- Elective classes: These provide students with a passion for robotics the chance to delve more deeply into the topic.
- Advanced classes/CTE classes: These classes can serve as gateways to postsecondary opportunities.
- Concurrent enrollment: Students can bolster their robotics skills/knowledge while also earning college credit. Because robotics is so broad, there are multiple classes to consider, ranging from math and science to coding and electronics.
- Postsecondary Opportunities: There are several ways to connect students’ interest in robotics with possible career paths:
- Apprenticeships and internships: Skills students develop through robotics have value to lots of employers. Apprenticeships and internships can help bridge the divide between K-12 and industry by fostering workforce development.
- Industry certifications: Students who earn these kinds of certifications graduate with unique qualifications that make them stick out from the crowd.
- Two- and four-year degrees: A mature program will be aligned with postsecondary programs and help students begin mapping out their career paths after high school.
If you are interested in starting or growing robotics in your district, here are some suggestions:
- Be systemic: Ensuring the long-term viability of a robotics program, as well as ensuring equitable access, requires adopting a systemic approach. Consider the following as you start and grow your program:
- Core mission: How is the program furthering your organization’s core mission?
- Ask the following questions considering each of the categories below:
- How do we sustain it?
- How do we support it?
- How do we scale it?
- Human resources/professional development
- Evaluation: What criteria will you use to evaluate the success of your program? What data will you collect? How will you analyze it?
- Develop the program in stages: Since robotics is essentially a disruptive innovation within a K-12 ecosystem, it’s helpful to structure an implementation timeline around how innovations diffuse throughout a system. St. Vrain Valley Schools designed an Innovative Technology Adoption Framework specifically to help with this process:
- Innovation: Who are your innovators in this space? How are they innovators? What support and guidance might they require? What innovations might you start with?
- Early Adopters: Who are those folks who are watching the innovators? What guidance and support do they need? What costs come with implementation at this stage?
- Early and Late Mainstream: At what point is it possible and appropriate to scale a robotics innovation to this level? Can this be justified and supported? Who should be involved in the discussion at this time?
A popular expression in our district now is, “Robotics is the gift that keeps on giving.” This is meant in a very positive way. Robotics has provided our district and community with considerable return on investment. It has engaged, challenged, and transformed multiple stakeholders, provided exciting and meaningful opportunities to thousands of students, and added value to the broader STEM experiences our district has been providing. Take a moment to see what it’s about—we think you’ll like it.
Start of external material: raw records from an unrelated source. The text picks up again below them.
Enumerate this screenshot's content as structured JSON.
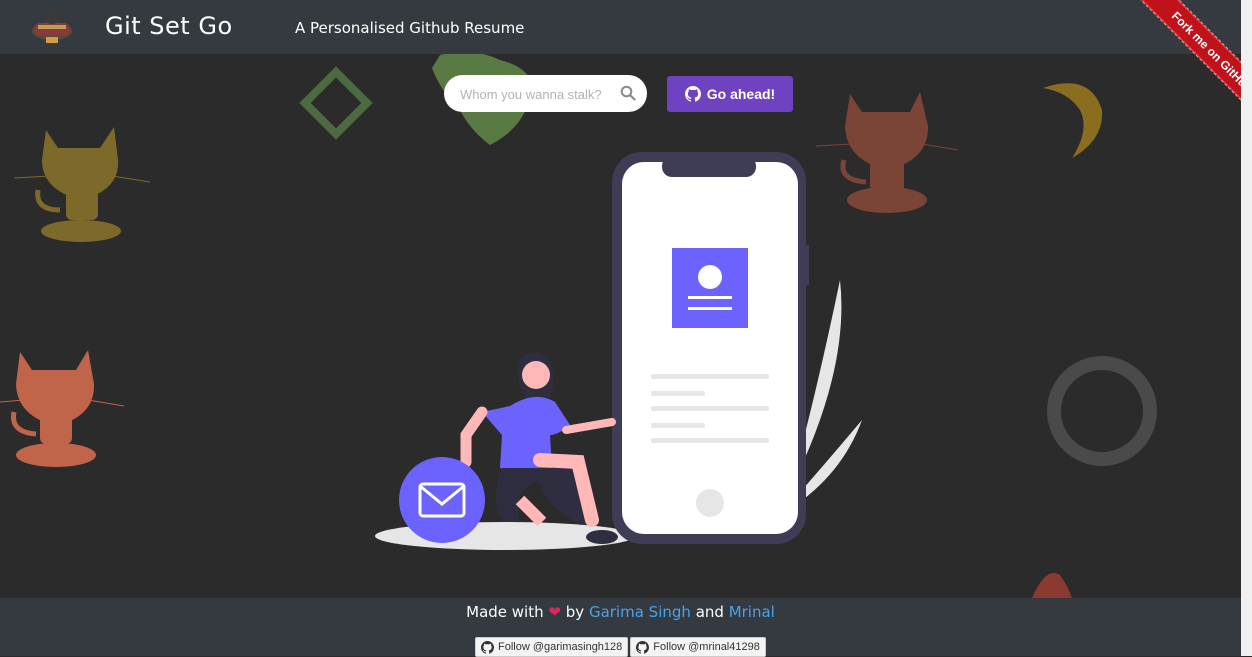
{
  "header": {
    "brand": "Git Set Go",
    "tagline": "A Personalised Github Resume",
    "logo_icon": "octocat-logo-icon"
  },
  "search": {
    "placeholder": "Whom you wanna stalk?",
    "value": "",
    "icon": "search-icon"
  },
  "go_button": {
    "label": "Go ahead!",
    "icon": "github-icon"
  },
  "ribbon": {
    "label": "Fork me on GitHub"
  },
  "footer": {
    "made_with": "Made with",
    "heart_icon": "heart-icon",
    "by": "by",
    "author1": "Garima Singh",
    "and": "and",
    "author2": "Mrinal",
    "follow_buttons": [
      {
        "label": "Follow @garimasingh128",
        "icon": "github-icon"
      },
      {
        "label": "Follow @mrinal41298",
        "icon": "github-icon"
      }
    ]
  },
  "colors": {
    "navbar": "#343a40",
    "background": "#2b2b2c",
    "accent": "#6f42c1",
    "illustration_purple": "#6c63ff",
    "author_link": "#4aa3e8",
    "ribbon": "#c0121b"
  }
}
Photos, courtesy of St. Vrain Valley Schools, from the top:
- Students at Timberline P-8 in Longmont, Colo., learn the foundations of coding through QuestBotics.
- Students from Central Elementary School and Alpine Elementary School in Longmont get ready to compete at the 2019 VEX State Robotics Tournament in Erie, Colo.
- A complex student-built robot competes at Colorado’s VEX State Robotics Tournament.
- Preschoolers at Longmont Estates Elementary School learn the foundations of computer science with Bee-Bots.
The opinions expressed in Next Gen Learning in Action are strictly those of the author(s) and do not reflect the opinions or endorsement of Editorial Projects in Education, or any of its publications.